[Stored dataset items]
========================================
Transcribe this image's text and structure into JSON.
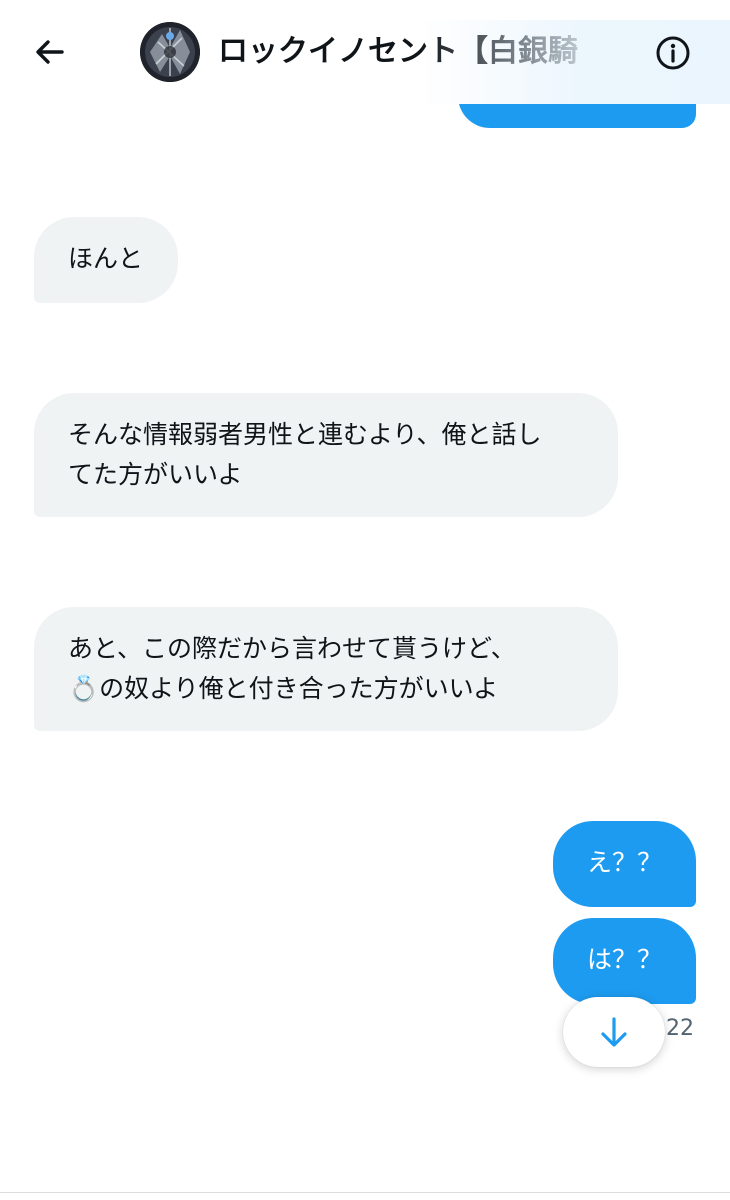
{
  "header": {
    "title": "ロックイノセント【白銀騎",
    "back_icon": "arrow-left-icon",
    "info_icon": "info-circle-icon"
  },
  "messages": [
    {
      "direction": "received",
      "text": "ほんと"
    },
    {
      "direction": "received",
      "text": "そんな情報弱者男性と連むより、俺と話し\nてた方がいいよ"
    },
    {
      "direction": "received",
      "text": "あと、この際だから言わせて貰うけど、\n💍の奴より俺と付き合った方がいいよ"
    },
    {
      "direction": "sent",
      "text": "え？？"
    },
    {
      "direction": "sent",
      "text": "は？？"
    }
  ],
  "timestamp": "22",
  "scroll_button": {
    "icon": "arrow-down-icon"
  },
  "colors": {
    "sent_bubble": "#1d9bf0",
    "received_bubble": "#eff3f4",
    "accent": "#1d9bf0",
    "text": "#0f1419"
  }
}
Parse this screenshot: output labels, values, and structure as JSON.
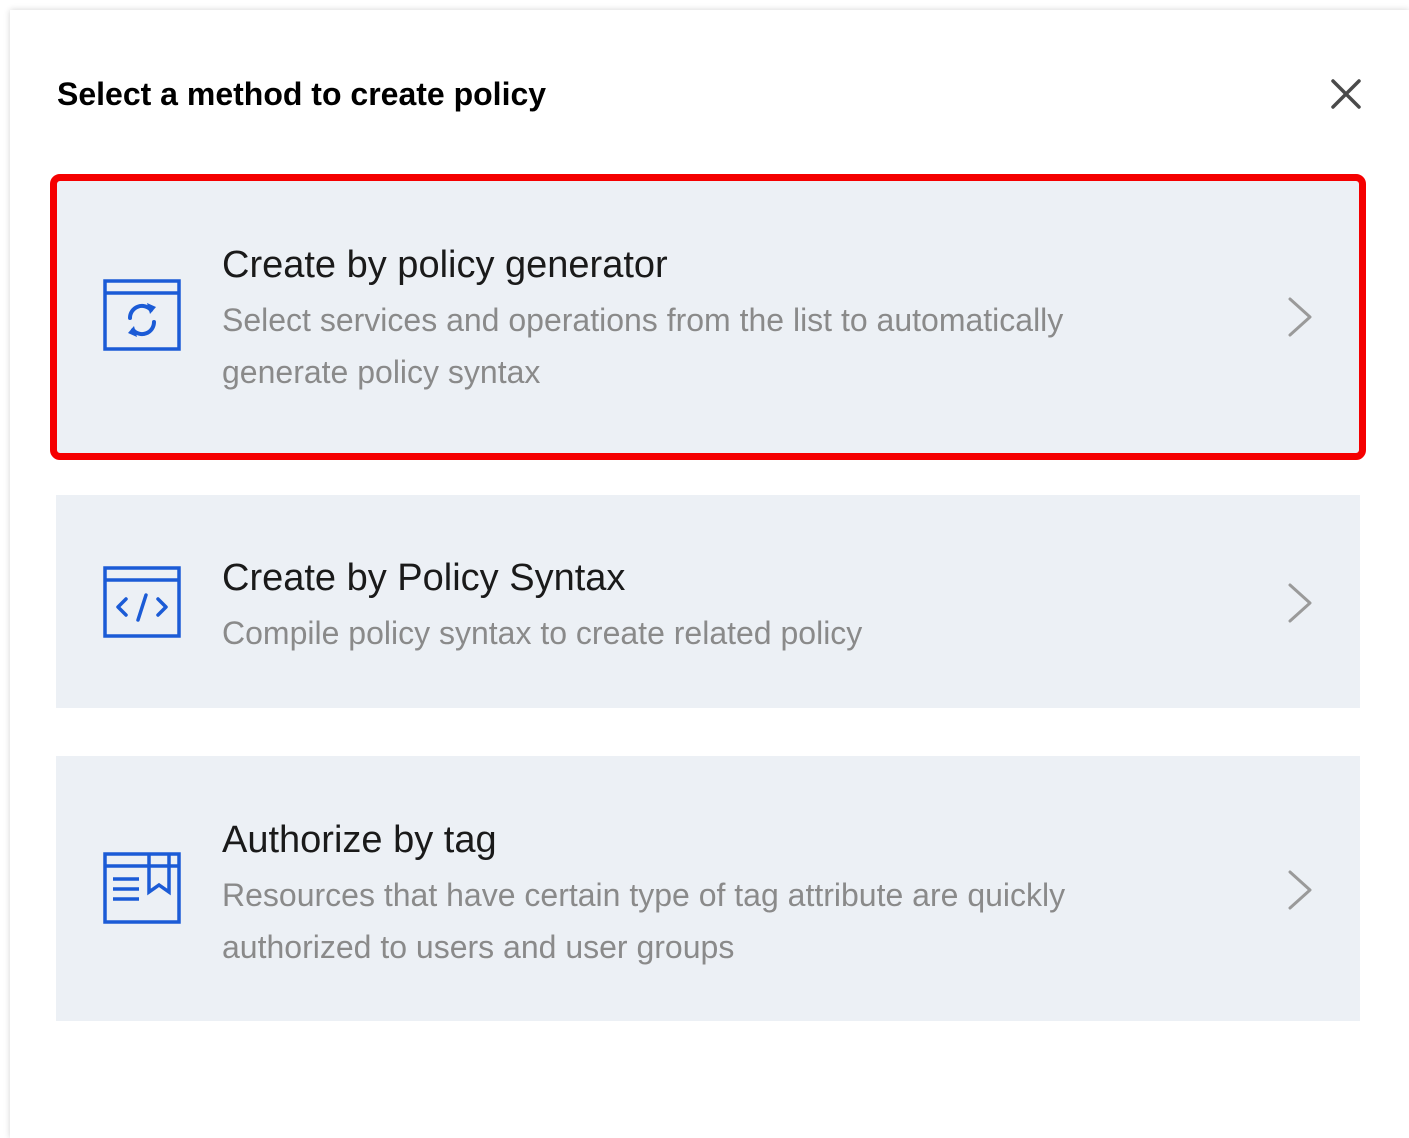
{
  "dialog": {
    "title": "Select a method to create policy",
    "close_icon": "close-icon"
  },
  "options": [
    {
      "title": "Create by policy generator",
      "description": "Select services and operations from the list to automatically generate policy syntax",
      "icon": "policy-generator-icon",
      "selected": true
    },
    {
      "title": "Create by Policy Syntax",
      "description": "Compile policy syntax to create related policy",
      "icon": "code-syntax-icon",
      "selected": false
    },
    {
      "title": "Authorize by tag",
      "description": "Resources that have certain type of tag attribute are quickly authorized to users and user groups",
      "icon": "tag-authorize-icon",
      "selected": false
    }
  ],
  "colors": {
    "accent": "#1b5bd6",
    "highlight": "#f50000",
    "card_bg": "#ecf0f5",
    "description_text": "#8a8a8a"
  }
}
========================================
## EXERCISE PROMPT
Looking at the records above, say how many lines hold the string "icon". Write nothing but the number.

## TASK SOLUTION
7